Your goal =
Restate the listing exactly.

----

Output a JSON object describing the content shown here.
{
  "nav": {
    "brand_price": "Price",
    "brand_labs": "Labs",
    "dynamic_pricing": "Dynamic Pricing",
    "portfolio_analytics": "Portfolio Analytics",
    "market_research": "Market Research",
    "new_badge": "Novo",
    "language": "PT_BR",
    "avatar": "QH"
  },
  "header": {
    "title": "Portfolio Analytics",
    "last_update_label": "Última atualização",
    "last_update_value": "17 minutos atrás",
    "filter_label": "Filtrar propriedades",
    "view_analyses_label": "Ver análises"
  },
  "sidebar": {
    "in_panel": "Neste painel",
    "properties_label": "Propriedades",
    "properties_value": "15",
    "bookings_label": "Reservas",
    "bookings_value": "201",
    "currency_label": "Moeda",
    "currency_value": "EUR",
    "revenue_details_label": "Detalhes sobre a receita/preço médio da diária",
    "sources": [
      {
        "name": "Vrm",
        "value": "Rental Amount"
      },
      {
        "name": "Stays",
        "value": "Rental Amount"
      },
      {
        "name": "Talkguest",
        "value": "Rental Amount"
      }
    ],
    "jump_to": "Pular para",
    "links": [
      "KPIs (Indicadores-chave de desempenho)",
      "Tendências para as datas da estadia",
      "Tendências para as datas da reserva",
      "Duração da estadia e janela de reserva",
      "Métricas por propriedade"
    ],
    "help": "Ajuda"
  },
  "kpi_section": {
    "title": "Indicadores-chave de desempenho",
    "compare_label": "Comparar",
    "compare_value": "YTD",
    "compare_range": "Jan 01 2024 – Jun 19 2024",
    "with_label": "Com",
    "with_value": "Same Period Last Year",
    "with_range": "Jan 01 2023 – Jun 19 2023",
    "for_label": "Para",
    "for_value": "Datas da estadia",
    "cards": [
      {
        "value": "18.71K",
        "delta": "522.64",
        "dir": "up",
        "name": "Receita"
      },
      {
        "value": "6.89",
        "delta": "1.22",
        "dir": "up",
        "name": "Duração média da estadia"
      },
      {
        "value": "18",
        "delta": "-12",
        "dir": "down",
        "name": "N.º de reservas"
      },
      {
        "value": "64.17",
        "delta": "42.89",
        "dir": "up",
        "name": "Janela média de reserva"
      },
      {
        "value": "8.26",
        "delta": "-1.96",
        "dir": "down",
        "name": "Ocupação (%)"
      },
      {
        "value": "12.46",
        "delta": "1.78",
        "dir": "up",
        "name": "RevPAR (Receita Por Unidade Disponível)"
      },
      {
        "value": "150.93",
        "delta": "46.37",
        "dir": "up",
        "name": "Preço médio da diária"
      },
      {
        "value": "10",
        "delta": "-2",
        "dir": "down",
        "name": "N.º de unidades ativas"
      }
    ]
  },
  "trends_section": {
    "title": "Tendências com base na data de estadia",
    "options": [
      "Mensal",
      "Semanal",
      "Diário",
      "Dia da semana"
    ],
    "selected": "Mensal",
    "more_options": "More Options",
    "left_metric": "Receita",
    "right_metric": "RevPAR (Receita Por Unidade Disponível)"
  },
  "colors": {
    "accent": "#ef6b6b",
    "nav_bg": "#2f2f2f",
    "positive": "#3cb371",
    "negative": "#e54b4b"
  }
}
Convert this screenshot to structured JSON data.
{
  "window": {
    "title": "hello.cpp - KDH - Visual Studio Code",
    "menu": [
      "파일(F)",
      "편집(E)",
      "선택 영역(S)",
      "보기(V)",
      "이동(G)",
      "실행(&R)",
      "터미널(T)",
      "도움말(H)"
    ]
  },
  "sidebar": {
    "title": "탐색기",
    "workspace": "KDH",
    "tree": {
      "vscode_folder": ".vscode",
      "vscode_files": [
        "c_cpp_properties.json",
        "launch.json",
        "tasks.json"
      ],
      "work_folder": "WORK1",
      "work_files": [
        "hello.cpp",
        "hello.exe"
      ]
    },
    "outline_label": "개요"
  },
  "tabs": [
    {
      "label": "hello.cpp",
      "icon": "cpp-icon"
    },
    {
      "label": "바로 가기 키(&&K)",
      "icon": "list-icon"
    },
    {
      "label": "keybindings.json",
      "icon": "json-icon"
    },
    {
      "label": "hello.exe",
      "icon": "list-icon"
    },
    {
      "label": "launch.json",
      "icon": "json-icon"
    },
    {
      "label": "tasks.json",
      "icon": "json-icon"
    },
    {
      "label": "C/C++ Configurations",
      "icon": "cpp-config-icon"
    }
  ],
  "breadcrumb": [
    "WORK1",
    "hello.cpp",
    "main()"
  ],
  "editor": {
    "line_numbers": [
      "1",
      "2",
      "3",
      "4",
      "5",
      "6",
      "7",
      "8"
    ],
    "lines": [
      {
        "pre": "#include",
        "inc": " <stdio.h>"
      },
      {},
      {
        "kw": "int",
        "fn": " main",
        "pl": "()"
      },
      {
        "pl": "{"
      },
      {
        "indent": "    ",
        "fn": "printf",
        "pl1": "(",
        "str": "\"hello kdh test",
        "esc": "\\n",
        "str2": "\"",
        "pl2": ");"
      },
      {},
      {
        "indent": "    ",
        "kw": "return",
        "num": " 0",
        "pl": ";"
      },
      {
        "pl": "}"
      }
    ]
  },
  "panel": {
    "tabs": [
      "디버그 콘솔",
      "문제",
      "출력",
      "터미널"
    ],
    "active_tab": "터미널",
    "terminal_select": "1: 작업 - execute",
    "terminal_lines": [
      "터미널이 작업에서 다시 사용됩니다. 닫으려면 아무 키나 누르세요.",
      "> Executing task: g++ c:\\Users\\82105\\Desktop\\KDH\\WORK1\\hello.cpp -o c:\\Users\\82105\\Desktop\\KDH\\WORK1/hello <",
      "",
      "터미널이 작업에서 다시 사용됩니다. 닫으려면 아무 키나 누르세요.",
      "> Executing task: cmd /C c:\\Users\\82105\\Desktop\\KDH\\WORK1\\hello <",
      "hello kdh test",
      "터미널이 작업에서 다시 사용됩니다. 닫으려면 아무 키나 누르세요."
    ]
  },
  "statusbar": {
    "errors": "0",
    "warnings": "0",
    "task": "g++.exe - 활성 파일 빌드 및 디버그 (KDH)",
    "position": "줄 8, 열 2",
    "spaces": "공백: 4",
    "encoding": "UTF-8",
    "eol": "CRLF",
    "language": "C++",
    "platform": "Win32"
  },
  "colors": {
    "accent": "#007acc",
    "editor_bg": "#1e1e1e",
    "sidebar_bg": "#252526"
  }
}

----

Answer to the problem =
Output a JSON object describing the content shown here.
{
  "nav": {
    "brand_price": "Price",
    "brand_labs": "Labs",
    "dynamic_pricing": "Dynamic Pricing",
    "portfolio_analytics": "Portfolio Analytics",
    "market_research": "Market Research",
    "new_badge": "Novo",
    "language": "PT_BR",
    "avatar": "QH"
  },
  "header": {
    "title": "Portfolio Analytics",
    "last_update_label": "Última atualização",
    "last_update_value": "17 minutos atrás",
    "filter_label": "Filtrar propriedades",
    "view_analyses_label": "Ver análises"
  },
  "sidebar": {
    "in_panel": "Neste painel",
    "properties_label": "Propriedades",
    "properties_value": "15",
    "bookings_label": "Reservas",
    "bookings_value": "201",
    "currency_label": "Moeda",
    "currency_value": "EUR",
    "revenue_details_label": "Detalhes sobre a receita/preço médio da diária",
    "sources": [
      {
        "name": "Vrm",
        "value": "Rental Amount"
      },
      {
        "name": "Stays",
        "value": "Rental Amount"
      },
      {
        "name": "Talkguest",
        "value": "Rental Amount"
      }
    ],
    "jump_to": "Pular para",
    "links": [
      "KPIs (Indicadores-chave de desempenho)",
      "Tendências para as datas da estadia",
      "Tendências para as datas da reserva",
      "Duração da estadia e janela de reserva",
      "Métricas por propriedade"
    ],
    "help": "Ajuda"
  },
  "kpi_section": {
    "title": "Indicadores-chave de desempenho",
    "compare_label": "Comparar",
    "compare_value": "YTD",
    "compare_range": "Jan 01 2024 – Jun 19 2024",
    "with_label": "Com",
    "with_value": "Same Period Last Year",
    "with_range": "Jan 01 2023 – Jun 19 2023",
    "for_label": "Para",
    "for_value": "Datas da estadia",
    "cards": [
      {
        "value": "18.71K",
        "delta": "522.64",
        "dir": "up",
        "name": "Receita"
      },
      {
        "value": "6.89",
        "delta": "1.22",
        "dir": "up",
        "name": "Duração média da estadia"
      },
      {
        "value": "18",
        "delta": "-12",
        "dir": "down",
        "name": "N.º de reservas"
      },
      {
        "value": "64.17",
        "delta": "42.89",
        "dir": "up",
        "name": "Janela média de reserva"
      },
      {
        "value": "8.26",
        "delta": "-1.96",
        "dir": "down",
        "name": "Ocupação (%)"
      },
      {
        "value": "12.46",
        "delta": "1.78",
        "dir": "up",
        "name": "RevPAR (Receita Por Unidade Disponível)"
      },
      {
        "value": "150.93",
        "delta": "46.37",
        "dir": "up",
        "name": "Preço médio da diária"
      },
      {
        "value": "10",
        "delta": "-2",
        "dir": "down",
        "name": "N.º de unidades ativas"
      }
    ]
  },
  "trends_section": {
    "title": "Tendências com base na data de estadia",
    "options": [
      "Mensal",
      "Semanal",
      "Diário",
      "Dia da semana"
    ],
    "selected": "Mensal",
    "more_options": "More Options",
    "left_metric": "Receita",
    "right_metric": "RevPAR (Receita Por Unidade Disponível)"
  },
  "colors": {
    "accent": "#ef6b6b",
    "nav_bg": "#2f2f2f",
    "positive": "#3cb371",
    "negative": "#e54b4b"
  }
}
Convert this screenshot to structured JSON data.
{
  "window": {
    "title": "hello.cpp - KDH - Visual Studio Code",
    "menu": [
      "파일(F)",
      "편집(E)",
      "선택 영역(S)",
      "보기(V)",
      "이동(G)",
      "실행(&R)",
      "터미널(T)",
      "도움말(H)"
    ]
  },
  "sidebar": {
    "title": "탐색기",
    "workspace": "KDH",
    "tree": {
      "vscode_folder": ".vscode",
      "vscode_files": [
        "c_cpp_properties.json",
        "launch.json",
        "tasks.json"
      ],
      "work_folder": "WORK1",
      "work_files": [
        "hello.cpp",
        "hello.exe"
      ]
    },
    "outline_label": "개요"
  },
  "tabs": [
    {
      "label": "hello.cpp",
      "icon": "cpp-icon"
    },
    {
      "label": "바로 가기 키(&&K)",
      "icon": "list-icon"
    },
    {
      "label": "keybindings.json",
      "icon": "json-icon"
    },
    {
      "label": "hello.exe",
      "icon": "list-icon"
    },
    {
      "label": "launch.json",
      "icon": "json-icon"
    },
    {
      "label": "tasks.json",
      "icon": "json-icon"
    },
    {
      "label": "C/C++ Configurations",
      "icon": "cpp-config-icon"
    }
  ],
  "breadcrumb": [
    "WORK1",
    "hello.cpp",
    "main()"
  ],
  "editor": {
    "line_numbers": [
      "1",
      "2",
      "3",
      "4",
      "5",
      "6",
      "7",
      "8"
    ],
    "lines": [
      {
        "pre": "#include",
        "inc": " <stdio.h>"
      },
      {},
      {
        "kw": "int",
        "fn": " main",
        "pl": "()"
      },
      {
        "pl": "{"
      },
      {
        "indent": "    ",
        "fn": "printf",
        "pl1": "(",
        "str": "\"hello kdh test",
        "esc": "\\n",
        "str2": "\"",
        "pl2": ");"
      },
      {},
      {
        "indent": "    ",
        "kw": "return",
        "num": " 0",
        "pl": ";"
      },
      {
        "pl": "}"
      }
    ]
  },
  "panel": {
    "tabs": [
      "디버그 콘솔",
      "문제",
      "출력",
      "터미널"
    ],
    "active_tab": "터미널",
    "terminal_select": "1: 작업 - execute",
    "terminal_lines": [
      "터미널이 작업에서 다시 사용됩니다. 닫으려면 아무 키나 누르세요.",
      "> Executing task: g++ c:\\Users\\82105\\Desktop\\KDH\\WORK1\\hello.cpp -o c:\\Users\\82105\\Desktop\\KDH\\WORK1/hello <",
      "",
      "터미널이 작업에서 다시 사용됩니다. 닫으려면 아무 키나 누르세요.",
      "> Executing task: cmd /C c:\\Users\\82105\\Desktop\\KDH\\WORK1\\hello <",
      "hello kdh test",
      "터미널이 작업에서 다시 사용됩니다. 닫으려면 아무 키나 누르세요."
    ]
  },
  "statusbar": {
    "errors": "0",
    "warnings": "0",
    "task": "g++.exe - 활성 파일 빌드 및 디버그 (KDH)",
    "position": "줄 8, 열 2",
    "spaces": "공백: 4",
    "encoding": "UTF-8",
    "eol": "CRLF",
    "language": "C++",
    "platform": "Win32"
  },
  "colors": {
    "accent": "#007acc",
    "editor_bg": "#1e1e1e",
    "sidebar_bg": "#252526"
  }
}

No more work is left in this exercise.